Jessup’s Falls Conservation Area, on County Road 17 in Plantagenet, is the perfect spot to explore the South Nation River. Filled with mature pine and maple trees, this 13-acre green space is open seasonally for residents and visitors to enjoy a range of activities from geocaching to kayaking. The park is also a favourite fishing spot, with river access, rock outcroppings, as well as an accessible dock.
South Nation Conservation (SNC) has been maintaining Jessup’s Falls Conservation Area for over 40 years to provide a safe and pleasurable outdoor experience. Work is planned for this summer to improve park conditions.
“Park improvements at Jessup’s Falls Conservation area are scheduled to begin in July,” said Pat Piitz, SNC, Team Lead, Property. “The work falls under plans set forth in SNC’s new Asset Management Plan, and will be the first of many restoration initiatives on this property over the next few years.”
Park updates will include the removal of trees damaged by winter conditions, age and the invasive Emerald Ash Borer, followed by the planting of additional trees and shrubs to improve the overall health of the property.
For public safety, the park will be temporarily closed the day of the tree removal.
“While Jessup’s Falls is closed, the public is encouraged to visit SNC’s other 13 Conservation Areas or local natural spaces throughout the jurisdiction,” added Piitz.
Located just a few neighbouring towns away in Alfred along the Concession Road 11, is the Alfred Bog. Visitors can explore this unique ecosystem home to rare turtle species and the carnivorous pitcher plant, by strolling along the 300-metre bog walk that is maintained by CNS.
Jessup’s Falls is part of SNC’s network of 14 day-use Conservation Areas available free of charge to residents and visitors, providing countless recreational opportunities to discover wildlife and their habitat in Eastern Ontario.

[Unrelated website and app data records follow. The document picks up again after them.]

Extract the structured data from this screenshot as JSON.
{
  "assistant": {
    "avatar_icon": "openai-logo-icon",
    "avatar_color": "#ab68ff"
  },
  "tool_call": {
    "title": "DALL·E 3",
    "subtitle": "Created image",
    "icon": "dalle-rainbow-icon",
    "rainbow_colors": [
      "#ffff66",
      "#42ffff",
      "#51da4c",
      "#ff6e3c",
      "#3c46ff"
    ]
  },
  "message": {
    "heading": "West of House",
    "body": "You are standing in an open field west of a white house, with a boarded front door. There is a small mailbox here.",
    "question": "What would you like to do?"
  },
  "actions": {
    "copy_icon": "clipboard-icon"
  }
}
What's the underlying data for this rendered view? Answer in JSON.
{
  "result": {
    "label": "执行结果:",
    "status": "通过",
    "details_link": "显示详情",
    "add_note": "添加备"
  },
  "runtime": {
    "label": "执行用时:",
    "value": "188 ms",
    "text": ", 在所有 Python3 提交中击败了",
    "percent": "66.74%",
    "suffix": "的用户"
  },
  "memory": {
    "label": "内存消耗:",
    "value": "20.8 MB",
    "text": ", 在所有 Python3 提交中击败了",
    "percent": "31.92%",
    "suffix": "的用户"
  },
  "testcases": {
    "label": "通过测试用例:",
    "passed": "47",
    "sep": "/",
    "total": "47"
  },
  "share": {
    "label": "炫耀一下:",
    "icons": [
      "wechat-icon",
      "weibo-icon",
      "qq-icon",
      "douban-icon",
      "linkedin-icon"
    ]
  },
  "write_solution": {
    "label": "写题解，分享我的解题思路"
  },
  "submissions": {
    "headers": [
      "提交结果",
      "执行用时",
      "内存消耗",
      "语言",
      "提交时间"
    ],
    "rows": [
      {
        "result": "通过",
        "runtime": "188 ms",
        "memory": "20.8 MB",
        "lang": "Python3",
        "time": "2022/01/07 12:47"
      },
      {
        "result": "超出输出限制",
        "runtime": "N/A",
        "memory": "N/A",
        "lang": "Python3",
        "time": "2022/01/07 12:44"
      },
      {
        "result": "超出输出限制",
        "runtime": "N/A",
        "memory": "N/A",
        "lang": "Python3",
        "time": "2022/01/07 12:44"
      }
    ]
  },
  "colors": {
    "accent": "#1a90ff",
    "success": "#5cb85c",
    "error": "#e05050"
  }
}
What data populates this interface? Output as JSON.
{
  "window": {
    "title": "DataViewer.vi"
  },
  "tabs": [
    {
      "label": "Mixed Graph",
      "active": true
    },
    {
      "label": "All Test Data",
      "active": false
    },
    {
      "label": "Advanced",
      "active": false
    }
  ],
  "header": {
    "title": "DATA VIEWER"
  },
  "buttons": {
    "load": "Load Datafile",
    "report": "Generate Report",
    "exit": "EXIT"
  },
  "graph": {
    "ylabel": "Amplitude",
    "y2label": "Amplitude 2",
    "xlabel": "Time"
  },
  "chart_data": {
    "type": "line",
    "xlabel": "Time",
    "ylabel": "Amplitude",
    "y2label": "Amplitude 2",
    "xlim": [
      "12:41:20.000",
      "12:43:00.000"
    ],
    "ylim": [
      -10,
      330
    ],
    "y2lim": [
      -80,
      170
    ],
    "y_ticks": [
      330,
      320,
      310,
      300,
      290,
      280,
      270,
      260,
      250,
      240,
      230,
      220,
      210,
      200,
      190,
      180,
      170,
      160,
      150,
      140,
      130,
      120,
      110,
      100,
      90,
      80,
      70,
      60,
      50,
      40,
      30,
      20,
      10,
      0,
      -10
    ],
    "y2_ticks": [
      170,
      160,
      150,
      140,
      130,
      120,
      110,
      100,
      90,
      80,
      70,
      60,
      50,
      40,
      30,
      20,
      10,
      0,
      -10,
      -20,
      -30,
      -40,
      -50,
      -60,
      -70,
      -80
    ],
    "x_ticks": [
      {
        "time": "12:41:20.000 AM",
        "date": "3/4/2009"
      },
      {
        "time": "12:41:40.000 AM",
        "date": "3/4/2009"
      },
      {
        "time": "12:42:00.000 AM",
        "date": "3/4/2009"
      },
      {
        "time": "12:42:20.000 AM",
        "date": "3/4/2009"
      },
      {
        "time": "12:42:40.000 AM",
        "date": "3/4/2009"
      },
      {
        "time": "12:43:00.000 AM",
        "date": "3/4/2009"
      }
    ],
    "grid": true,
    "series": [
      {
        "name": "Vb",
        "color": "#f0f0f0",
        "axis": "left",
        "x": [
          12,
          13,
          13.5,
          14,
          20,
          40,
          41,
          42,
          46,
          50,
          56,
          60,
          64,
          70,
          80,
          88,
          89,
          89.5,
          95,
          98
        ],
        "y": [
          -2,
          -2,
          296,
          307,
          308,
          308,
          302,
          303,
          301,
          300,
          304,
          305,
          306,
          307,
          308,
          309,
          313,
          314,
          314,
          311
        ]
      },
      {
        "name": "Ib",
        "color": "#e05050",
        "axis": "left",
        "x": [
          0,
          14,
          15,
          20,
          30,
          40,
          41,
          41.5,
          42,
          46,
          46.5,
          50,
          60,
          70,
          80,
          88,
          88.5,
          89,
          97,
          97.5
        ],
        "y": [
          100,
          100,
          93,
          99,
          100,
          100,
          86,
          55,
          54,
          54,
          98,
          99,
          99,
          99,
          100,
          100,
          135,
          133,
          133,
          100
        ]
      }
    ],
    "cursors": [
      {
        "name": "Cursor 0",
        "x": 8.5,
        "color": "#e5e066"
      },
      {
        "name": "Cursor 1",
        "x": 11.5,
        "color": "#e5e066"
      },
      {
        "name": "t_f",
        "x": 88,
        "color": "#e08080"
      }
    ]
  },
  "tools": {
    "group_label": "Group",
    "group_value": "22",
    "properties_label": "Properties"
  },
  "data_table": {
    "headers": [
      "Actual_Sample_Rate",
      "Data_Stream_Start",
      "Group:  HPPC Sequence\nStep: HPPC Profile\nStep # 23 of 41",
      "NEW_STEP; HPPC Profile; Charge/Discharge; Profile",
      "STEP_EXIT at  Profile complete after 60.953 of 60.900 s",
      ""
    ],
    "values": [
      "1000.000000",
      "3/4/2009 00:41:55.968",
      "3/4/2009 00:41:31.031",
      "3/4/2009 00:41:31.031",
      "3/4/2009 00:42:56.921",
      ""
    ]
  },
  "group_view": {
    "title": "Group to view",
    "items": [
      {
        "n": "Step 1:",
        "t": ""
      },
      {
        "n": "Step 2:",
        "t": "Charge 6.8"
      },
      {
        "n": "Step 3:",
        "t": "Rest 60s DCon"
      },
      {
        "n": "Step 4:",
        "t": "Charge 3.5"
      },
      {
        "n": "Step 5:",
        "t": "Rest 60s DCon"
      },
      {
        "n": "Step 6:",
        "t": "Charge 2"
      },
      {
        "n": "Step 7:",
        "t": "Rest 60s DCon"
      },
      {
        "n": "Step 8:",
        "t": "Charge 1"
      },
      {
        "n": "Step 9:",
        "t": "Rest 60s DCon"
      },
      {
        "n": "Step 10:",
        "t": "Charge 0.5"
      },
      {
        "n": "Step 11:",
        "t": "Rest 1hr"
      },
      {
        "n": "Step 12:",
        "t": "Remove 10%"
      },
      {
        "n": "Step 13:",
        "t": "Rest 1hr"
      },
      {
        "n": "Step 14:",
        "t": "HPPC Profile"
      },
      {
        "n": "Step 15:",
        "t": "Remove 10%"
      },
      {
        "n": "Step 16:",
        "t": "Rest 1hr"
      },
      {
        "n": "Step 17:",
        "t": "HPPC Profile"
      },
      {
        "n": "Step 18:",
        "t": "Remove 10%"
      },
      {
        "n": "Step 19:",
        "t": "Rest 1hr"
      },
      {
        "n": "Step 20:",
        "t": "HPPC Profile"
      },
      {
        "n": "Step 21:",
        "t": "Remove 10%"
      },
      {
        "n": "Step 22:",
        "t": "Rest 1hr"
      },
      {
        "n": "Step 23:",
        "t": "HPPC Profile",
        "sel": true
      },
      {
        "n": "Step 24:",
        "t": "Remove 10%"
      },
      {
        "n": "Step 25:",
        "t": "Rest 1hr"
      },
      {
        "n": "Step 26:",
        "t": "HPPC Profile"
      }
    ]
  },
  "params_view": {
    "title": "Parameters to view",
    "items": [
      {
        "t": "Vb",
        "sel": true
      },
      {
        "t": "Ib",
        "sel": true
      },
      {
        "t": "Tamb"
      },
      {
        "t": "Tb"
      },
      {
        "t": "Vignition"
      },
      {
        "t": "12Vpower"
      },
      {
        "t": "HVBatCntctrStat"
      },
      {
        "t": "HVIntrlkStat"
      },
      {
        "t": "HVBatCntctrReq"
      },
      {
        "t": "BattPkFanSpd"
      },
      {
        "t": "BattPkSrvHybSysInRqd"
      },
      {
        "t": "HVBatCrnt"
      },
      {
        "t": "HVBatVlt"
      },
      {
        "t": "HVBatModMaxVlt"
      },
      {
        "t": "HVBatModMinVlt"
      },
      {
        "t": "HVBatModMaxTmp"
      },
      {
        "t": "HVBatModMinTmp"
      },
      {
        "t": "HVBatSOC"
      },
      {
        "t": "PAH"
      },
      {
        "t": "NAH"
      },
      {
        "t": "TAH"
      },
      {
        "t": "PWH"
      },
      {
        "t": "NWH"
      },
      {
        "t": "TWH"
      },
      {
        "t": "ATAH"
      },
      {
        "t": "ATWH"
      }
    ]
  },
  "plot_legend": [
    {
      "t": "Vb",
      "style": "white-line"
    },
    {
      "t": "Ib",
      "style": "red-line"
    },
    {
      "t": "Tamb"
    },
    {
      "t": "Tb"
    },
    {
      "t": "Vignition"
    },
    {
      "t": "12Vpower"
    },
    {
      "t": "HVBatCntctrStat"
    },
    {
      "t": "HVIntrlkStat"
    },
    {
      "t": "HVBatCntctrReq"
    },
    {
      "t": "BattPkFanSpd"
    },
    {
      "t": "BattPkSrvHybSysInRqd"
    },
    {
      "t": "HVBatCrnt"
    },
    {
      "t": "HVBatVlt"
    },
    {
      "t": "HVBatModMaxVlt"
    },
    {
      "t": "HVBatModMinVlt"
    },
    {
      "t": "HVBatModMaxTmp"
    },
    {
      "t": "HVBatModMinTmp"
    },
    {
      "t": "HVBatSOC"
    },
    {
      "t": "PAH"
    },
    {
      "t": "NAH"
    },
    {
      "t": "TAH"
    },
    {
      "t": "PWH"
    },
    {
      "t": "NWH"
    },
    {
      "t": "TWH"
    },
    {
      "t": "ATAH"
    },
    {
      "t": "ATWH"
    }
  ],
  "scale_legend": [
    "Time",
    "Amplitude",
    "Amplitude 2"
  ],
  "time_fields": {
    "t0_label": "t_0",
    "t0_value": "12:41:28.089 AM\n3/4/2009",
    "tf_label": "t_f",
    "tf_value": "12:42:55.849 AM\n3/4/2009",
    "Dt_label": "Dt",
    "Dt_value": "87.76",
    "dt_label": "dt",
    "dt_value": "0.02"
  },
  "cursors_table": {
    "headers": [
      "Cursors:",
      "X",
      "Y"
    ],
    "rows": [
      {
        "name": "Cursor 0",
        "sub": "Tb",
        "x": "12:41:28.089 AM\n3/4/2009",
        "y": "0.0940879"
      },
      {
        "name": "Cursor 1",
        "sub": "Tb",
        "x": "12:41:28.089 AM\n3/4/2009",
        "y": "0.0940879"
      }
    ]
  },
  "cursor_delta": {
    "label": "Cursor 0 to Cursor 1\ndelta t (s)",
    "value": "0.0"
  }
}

Visit www.nation.on.ca/recreation/about-recreation to plan your next summer adventure!
For more information, contact Pat Piitz, 1-877-984-2948 ext. 306, [email protected].
While you are here, we have a small ask.
More people are reading The Review than ever before — across our many platforms. So far, we have not put up a paywall to limit the stories you can read. We want to keep you in the news loop. But advertising revenues are increasingly going to the big two: you know who they are. If you value The Review’s independent, local community journalism, or you value the many ways we support dozens of community organizations in their endeavours, consider supporting our work. It takes time, effort and professional smarts to stay on top of community news and present well-researched, objective news articles on issues which matter to you.
If you read stories on this website, or you have come here from an Instant Article post on Facebook, think about subscribing. It would be a vote of confidence for the work that we do, and for the future well-being of your community.
Latest posts by Press Release (see all)
- François St-Amour honoured at the 2018 UCPR Warden’s Banquet - November 26, 2018
- Boisés Est workshop October 27 on woodlot management with a First Nations perspective - October 18, 2018
- Carefor presented as part of ROSE program at Women’s Institute meeting - October 16, 2018